In addition, due to the rift and the general nastiness of slack, a lot of people left, and even more left the #space-guardian channel. This just left a few people, who were perhaps, the people more drawn to conflict, or people involved in discussions on there. (I’m in there because I’m drawn to the conflict, I think. I do try to be useful). Some of the people in that channel seem to just lurk #space-guardians as the only way they interact with the space - like jefferyatw.

In addition, without the more experienced voices there and the practical experience of dealing with matters as they escalated, we started to get a lot of navelgazing coming up. These tend to be either ideology (and social-justice) questions like “do people have a right to due process here?” or “should we keep this person banned to make a point about white people”, or confusion about the different ways we have of dealing with problematic people, or what appropriate responses are, like “Did you explicitly tell him that if he keeps breaking machines he won’t be allowed back? You have to tell him explicitly, then wait for him to break another, or it’s not fair”. While I like ideology and it’s clearly important to noisebridge, space-guardians has to be super practical. Every time ideology intrudes on that, there’s a bad outcome.

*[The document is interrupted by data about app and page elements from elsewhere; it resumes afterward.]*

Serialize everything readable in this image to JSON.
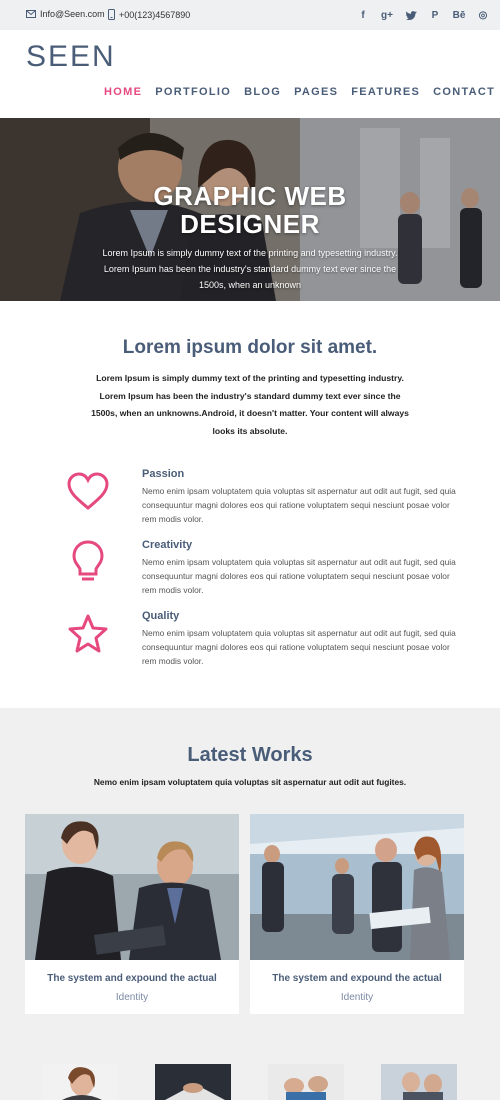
{
  "topbar": {
    "email": "Info@Seen.com",
    "phone": "+00(123)4567890",
    "socials": [
      {
        "icon": "facebook-icon",
        "glyph": "f"
      },
      {
        "icon": "google-plus-icon",
        "glyph": "g+"
      },
      {
        "icon": "twitter-icon",
        "glyph": "t"
      },
      {
        "icon": "pinterest-icon",
        "glyph": "P"
      },
      {
        "icon": "behance-icon",
        "glyph": "Bē"
      },
      {
        "icon": "dribbble-icon",
        "glyph": "◎"
      }
    ]
  },
  "header": {
    "logo": "SEEN",
    "nav": [
      "HOME",
      "PORTFOLIO",
      "BLOG",
      "PAGES",
      "FEATURES",
      "CONTACT"
    ],
    "active": "HOME"
  },
  "hero": {
    "title_line1": "GRAPHIC WEB",
    "title_line2": "DESIGNER",
    "text": "Lorem Ipsum is simply dummy text of the printing and typesetting industry. Lorem Ipsum has been the industry's standard dummy text ever since the 1500s, when an unknown"
  },
  "intro": {
    "title": "Lorem ipsum dolor sit amet.",
    "text": "Lorem Ipsum is simply dummy text of the printing and typesetting industry. Lorem Ipsum has been the industry's standard dummy text ever since the 1500s, when an unknowns.Android, it doesn't matter. Your content will always looks its absolute."
  },
  "features": [
    {
      "title": "Passion",
      "icon": "heart-icon",
      "text": "Nemo enim ipsam voluptatem quia voluptas sit aspernatur aut odit aut fugit, sed quia consequuntur magni dolores eos qui ratione voluptatem sequi nesciunt posae volor rem modis volor."
    },
    {
      "title": "Creativity",
      "icon": "lightbulb-icon",
      "text": "Nemo enim ipsam voluptatem quia voluptas sit aspernatur aut odit aut fugit, sed quia consequuntur magni dolores eos qui ratione voluptatem sequi nesciunt posae volor rem modis volor."
    },
    {
      "title": "Quality",
      "icon": "star-icon",
      "text": "Nemo enim ipsam voluptatem quia voluptas sit aspernatur aut odit aut fugit, sed quia consequuntur magni dolores eos qui ratione voluptatem sequi nesciunt posae volor rem modis volor."
    }
  ],
  "works": {
    "title": "Latest Works",
    "subtitle": "Nemo enim ipsam voluptatem quia voluptas sit aspernatur aut odit aut fugites.",
    "cards": [
      {
        "caption": "The system and expound the actual",
        "sub": "Identity"
      },
      {
        "caption": "The system and expound the actual",
        "sub": "Identity"
      }
    ]
  },
  "colors": {
    "accent": "#e5497f",
    "brand": "#4a5d78"
  }
}
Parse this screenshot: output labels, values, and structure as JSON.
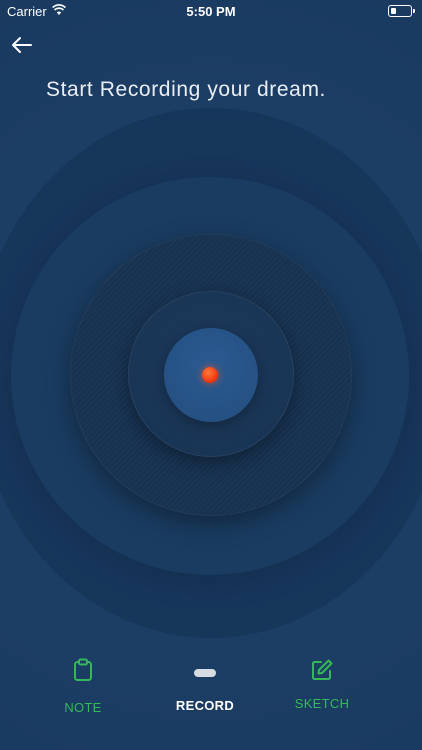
{
  "status_bar": {
    "carrier": "Carrier",
    "time": "5:50 PM"
  },
  "header": {
    "title": "Start Recording your dream."
  },
  "recorder": {
    "state": "idle",
    "dot_color": "#f23b12"
  },
  "tabs": [
    {
      "label": "NOTE",
      "icon": "clipboard-icon",
      "color": "#34b85a",
      "active": false
    },
    {
      "label": "RECORD",
      "icon": "recorder-icon",
      "color": "#ffffff",
      "active": true
    },
    {
      "label": "SKETCH",
      "icon": "edit-icon",
      "color": "#34b85a",
      "active": false
    }
  ],
  "colors": {
    "background": "#1d3f66",
    "accent_green": "#34b85a"
  }
}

Some people started to join, say a single thing and then leave, presumably because the conversation in there was always useless and stressful. But, the discussion was useless because people were coming to the channel with a pre-rendered verdict rather than being open to a discussion. It became a self-perpetuating problem.

Ideas for how we can fix it:

Limit who can be engaged with it. I suggest

  • anyone who is currently experiencing an issue with problematic people or behavior in the space
  • people who regularly deal with such problematic people in the physical world. Like Rando, r, Nick (before), etc. These people are the most practical, and really the point of the channel is for them to talk to eachother and people currently reporting problem behavior
  • members and philanthropists
  • NOT people whose main interaction with noisebridge is spaceguardians
  • NOT people who mainly want to discuss ideological issues instead of being practical.

We should enforce that with MODERATION. We tend to never use the slack moderation tools, but I think we should use them in #space-guardians to kick/mute people who are being uselessly chatty. Maybe if we kick them, they’ll start talking in a different channel or on the forum, which would be great.

Ask people to report problematic behavior or issues as they happen
No more “open-shut” case posts. I think those posts are a reaction to the dysfunctional nature of #space-guardians, but they also harm it by preventing the channel from being a place for productive discussion. If different people who are observing problematic behavior start to share warning signs with each other, we can address issues earlier, faster and more comprehensively, and with a more considered response.
Really that’s the only benefit of having a channel - to actually share information.